Exercise objective: Please count the lines in the data below that hold "ребенка" and answer with the number by itself.

Recorded data
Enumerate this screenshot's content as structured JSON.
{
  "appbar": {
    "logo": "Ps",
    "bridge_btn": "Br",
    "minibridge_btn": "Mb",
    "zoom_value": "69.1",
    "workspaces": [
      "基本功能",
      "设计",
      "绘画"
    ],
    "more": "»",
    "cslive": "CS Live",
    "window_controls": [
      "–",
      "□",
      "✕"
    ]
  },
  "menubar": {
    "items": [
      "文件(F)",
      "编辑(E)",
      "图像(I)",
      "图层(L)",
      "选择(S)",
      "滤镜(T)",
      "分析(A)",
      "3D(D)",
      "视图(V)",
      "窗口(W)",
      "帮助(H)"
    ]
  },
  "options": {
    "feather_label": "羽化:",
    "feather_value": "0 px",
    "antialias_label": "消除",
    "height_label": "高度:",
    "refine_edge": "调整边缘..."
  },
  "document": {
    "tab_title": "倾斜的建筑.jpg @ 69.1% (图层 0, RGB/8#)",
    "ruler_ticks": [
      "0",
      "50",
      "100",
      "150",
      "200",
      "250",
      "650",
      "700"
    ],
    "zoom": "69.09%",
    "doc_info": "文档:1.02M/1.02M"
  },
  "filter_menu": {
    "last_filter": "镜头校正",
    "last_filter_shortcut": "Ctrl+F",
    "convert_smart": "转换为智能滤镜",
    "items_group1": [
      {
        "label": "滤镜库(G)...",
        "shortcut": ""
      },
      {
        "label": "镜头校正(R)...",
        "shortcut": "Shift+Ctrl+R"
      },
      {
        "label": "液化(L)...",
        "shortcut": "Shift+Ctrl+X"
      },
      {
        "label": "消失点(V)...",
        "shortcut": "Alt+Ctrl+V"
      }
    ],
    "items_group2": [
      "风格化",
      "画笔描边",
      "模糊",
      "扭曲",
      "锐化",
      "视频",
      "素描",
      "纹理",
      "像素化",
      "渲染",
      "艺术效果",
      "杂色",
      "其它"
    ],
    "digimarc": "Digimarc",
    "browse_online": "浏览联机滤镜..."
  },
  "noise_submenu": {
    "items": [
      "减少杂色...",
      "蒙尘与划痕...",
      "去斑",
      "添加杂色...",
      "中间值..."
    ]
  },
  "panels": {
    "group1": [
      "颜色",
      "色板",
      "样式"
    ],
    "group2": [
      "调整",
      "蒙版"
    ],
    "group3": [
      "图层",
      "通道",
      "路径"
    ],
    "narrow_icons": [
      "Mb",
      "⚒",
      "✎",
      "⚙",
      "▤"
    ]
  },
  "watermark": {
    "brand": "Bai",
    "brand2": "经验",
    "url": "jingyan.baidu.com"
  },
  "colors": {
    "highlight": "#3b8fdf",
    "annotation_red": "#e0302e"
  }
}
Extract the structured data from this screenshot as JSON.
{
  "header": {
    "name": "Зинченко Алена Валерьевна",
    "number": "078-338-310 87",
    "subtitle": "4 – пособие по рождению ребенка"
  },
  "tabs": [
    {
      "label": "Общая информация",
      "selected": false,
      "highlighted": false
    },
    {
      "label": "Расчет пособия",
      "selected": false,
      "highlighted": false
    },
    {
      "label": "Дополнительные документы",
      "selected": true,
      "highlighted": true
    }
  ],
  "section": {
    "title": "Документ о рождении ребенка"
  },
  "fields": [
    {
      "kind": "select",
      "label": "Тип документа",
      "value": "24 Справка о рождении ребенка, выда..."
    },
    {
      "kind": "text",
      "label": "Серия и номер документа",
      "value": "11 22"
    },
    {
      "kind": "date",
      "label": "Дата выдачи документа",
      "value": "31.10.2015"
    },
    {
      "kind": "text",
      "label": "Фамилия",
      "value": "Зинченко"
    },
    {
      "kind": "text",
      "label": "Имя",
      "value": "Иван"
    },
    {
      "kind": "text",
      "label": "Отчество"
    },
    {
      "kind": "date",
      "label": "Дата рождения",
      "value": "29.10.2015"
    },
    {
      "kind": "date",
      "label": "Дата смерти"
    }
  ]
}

Result for this exercise: 3